    Children and Adults with Attention Deficit/Hyperactivity Disorder (CHADD), an ADHD advocacy and education group, provides information on symptom and behavior "checklists" to be included in the evaluation process.  The packets include scales ranking types of behavior or the severity of symptoms to help parents or teachers fill out questionnaires that will help a counselor or physician make a diagnosis. Guidelines set by CHADD and the American Academy of Child and Adolescent Psychiatry recommend that information should also be gathered from a series of evaluations conducted by parents, caregivers, teachers, medical professionals and, in many cases, the patient.  The findings are then compared to the Diagnostic and Statistical Manual (currently in the Fourth Edition).  From here, one of the aforementioned people can diagnose a person with ADHD.

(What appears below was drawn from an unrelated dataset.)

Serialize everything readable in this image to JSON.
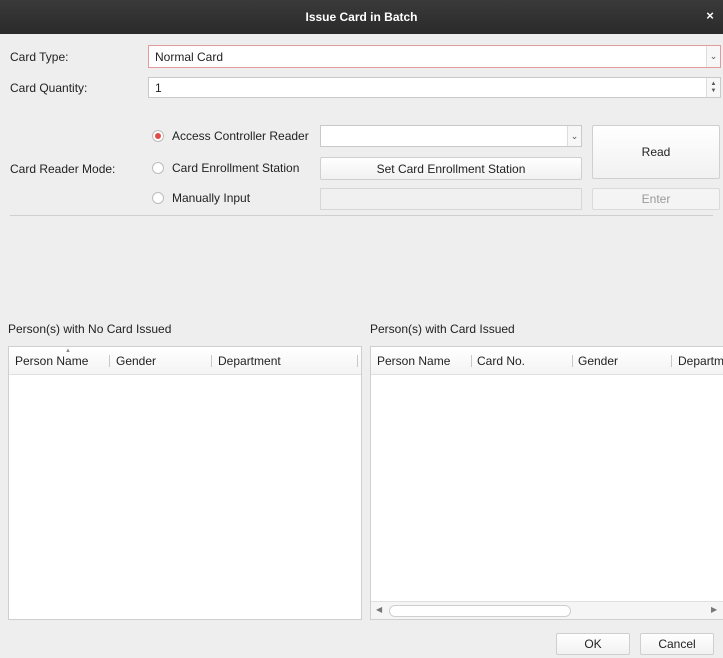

    Bruce Bracken, Ph.D., school psychologist and professor of Educational Foundations at The College and William and Mary, said that, despite no simple, single test to give a diagnosis, "there are standardized methods and standardized protocol for diagnosis - the IDEA, CHADD and APA all have a standardized procedure."  According to Bracken, these accepted diagnostic procedures and considerations have started to create a culture in which little is left exclusively to the discretion of the person diagnosing the condition.


    Bracken did say misdiagnoses do occur.  "The problem is that, in some cases, if someone is struggling with work, ADHD may be the first thing considered, though it could be anything from depression or simply being overwhelmed by the workload."  According to Bracken, the diagnostic criteria and standards should stop these people from gaining a diagnosis of ADHD. 

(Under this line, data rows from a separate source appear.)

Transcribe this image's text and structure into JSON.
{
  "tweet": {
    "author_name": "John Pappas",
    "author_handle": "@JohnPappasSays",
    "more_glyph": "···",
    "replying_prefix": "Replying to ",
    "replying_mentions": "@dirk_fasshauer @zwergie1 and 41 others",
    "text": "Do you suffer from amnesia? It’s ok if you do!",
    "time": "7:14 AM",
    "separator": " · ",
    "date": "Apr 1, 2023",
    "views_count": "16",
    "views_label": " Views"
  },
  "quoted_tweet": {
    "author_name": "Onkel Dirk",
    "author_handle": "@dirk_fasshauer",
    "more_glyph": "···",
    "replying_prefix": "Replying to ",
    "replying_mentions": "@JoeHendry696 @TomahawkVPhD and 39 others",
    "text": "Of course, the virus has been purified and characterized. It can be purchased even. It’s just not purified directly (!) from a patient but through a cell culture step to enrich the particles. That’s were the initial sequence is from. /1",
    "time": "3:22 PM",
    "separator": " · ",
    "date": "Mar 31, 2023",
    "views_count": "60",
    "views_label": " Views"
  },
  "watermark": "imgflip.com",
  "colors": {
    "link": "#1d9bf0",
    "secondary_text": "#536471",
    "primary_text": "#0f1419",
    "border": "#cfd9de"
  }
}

    After seeing significant improvement in understanding and acceptance since the founding of CHADD in 1987, the future looks bright for ADHD testing.  Bracken said that, going forward, "other forms of testing are going to become more prevalent to better evaluate patients [such as]continuous-attention type tasks -- moving past paper-and-pencil activities - including responding to stimuli on a computer, real-life attention tasks and contextual analysis of behavior."


Published On: August 19, 2010